“However, despite all our efforts to co-operate with government, it is clear they have taken no notice whatsoever of our efforts.
“The new scheme outlined by the prime minister was clearly rushed through. It is lacking in substance, detail and clarification.
“Yet again we see gross underfunding, meaning that an inadequate amount of money is being spread out so thinly that some will now have no guaranteed income from the scheme.
“With huge, cross-party support from MPs, all our efforts have resulted in a pitiful outcome that is substantially inferior to the new support scheme announced for Scotland, which will provide some payments that are as much as £27,750 per annum higher.
“Tainted Blood is currently taking legal advice to see how best to proceed, but our hope is that the new prime minister, with her stated passion for social justice, will take urgent action to finally resolve this issue.”
DEPARTMENT OF HEALTH DEFENDS SCHEME
Officials at the Department of Health (DoH) defended the reformed payment scheme when contacted by the Ham&High this week.
A spokeswoman said: “We have committed over £125million in additional funding to the reformed scheme. This will more than double the department’s annual spend over the next five years.”
The three charities that currently administer payments receive an annual budget of around £4million. And according to the government there are 3,700 infected with hepatitis C (hep C), 80 with HIV, and 300 with both HIV and hep C.
At these figures the £125m cash for the new scheme equates to a total of £30,637 of newly allocated money for each infected person.
THE VIEWS OF LOCAL VICTIMS
MARIA FLETCHER Infected with hep C at University College Hospital.
“It’s an insult, an absolute rush job. An extra £21 a month and that’s the price of the cross we have to bear. It’s a kick in the face.”
Payments now: £14,729 a year
New scheme: £15,500 a year
MARK WARD Haemophiliac infected with HIV and hep C at the Royal Free Hospital.
“I’ve lived in fear of dying my entire life and the paltry sum of £18,500 is supposed to make up for that, 30 years of fear and stigma.”
Payments now: £14,821 a year
New scheme: £18,500 a year
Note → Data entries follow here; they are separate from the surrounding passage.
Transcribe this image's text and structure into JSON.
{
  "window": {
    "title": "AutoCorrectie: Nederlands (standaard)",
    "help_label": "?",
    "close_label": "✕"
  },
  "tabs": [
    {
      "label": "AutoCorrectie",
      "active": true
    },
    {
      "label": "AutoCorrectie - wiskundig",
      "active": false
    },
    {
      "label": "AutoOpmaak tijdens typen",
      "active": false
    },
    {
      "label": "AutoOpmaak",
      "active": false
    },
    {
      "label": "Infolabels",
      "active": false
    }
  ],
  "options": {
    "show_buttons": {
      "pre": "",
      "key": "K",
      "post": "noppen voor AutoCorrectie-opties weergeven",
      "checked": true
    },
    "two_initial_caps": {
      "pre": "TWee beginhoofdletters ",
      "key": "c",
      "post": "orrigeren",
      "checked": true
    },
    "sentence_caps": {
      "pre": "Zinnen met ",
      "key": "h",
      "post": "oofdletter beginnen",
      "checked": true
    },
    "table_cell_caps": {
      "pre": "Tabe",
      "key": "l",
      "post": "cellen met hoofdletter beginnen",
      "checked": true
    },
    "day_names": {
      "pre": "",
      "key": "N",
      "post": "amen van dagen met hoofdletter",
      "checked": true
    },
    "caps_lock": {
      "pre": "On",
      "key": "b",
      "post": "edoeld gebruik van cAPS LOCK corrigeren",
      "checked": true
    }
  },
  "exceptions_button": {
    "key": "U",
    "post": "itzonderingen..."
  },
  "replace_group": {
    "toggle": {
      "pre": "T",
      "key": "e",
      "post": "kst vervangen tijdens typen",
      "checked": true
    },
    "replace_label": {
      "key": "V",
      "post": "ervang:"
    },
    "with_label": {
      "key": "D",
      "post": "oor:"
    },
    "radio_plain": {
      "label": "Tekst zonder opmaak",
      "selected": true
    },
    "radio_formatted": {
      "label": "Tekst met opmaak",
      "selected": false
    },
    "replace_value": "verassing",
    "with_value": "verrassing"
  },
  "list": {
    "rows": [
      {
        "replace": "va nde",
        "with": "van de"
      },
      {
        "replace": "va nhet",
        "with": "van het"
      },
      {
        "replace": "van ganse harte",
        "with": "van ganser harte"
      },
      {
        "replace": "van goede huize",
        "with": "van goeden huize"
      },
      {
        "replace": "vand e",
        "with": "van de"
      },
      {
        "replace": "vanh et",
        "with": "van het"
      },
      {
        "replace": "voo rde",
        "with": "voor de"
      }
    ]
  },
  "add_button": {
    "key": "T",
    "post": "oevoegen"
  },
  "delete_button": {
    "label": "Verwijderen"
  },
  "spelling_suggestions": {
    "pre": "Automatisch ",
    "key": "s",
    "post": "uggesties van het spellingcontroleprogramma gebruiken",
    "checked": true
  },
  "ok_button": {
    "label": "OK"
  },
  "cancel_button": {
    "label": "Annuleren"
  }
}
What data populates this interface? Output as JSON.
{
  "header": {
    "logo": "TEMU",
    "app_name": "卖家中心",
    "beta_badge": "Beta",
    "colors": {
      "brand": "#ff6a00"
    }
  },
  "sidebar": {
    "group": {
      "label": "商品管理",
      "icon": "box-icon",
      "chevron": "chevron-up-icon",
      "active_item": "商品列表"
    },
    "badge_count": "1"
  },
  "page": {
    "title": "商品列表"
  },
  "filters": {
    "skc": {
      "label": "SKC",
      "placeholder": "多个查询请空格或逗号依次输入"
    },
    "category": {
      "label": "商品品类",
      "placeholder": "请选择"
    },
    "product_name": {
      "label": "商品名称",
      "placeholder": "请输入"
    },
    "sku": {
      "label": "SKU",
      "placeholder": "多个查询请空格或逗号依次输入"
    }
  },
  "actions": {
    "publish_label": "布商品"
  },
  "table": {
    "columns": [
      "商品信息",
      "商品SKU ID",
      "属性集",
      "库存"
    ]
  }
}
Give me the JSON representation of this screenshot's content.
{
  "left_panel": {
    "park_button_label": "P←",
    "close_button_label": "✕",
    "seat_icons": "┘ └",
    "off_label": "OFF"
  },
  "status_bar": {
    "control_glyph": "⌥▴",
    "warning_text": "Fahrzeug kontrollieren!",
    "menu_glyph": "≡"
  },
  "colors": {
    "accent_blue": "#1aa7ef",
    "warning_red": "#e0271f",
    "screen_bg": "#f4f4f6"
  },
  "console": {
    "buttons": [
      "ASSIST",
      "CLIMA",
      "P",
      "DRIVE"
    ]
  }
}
NICK HIRSCH Haemophiliac from Highgate, died from hep C aged 36 in 2012 leaving behind a child and partner.
His mother Della Hirsch: “The offers made are so minimal as to be laughable. They killed these people even though there was a knowledge that something was wrong.”
New scheme: Nick’s partner should be eligible for the £10,000 widow’s payment
CLAIR WALTON Formerly of Crouch End, infected with HIV by her late husband who was a haemophiliac
“I am disappointed that the announcement has made the situation worse for those of us contaminated with HIV.”
Payments now: £19,000 a year including discretionary payments
New scheme: £15,500 a year
PHIL WELLMAN of Hampstead, infected with hep C by blood transfusion following a car accident
“It’s diabolical. Cameron knew that £125m spread over 4,000 infected people is nothing for what they did to us.”
Payments now: £1,992 a year
New scheme: £3,500 a year
COLETTE WINTLE Haemophiliac infected with hep C at the Royal Free Hospital
“The government has insulted people by destroying their health and not holding their hands up to admit liability. I do feel deeply aggrieved.”
Payments now: £14,400 a year
New scheme: £15,500 a year
* Do you have a story for the investigations unit? Contact journalist Emma Youle on 020 7433 0122 or email@example.com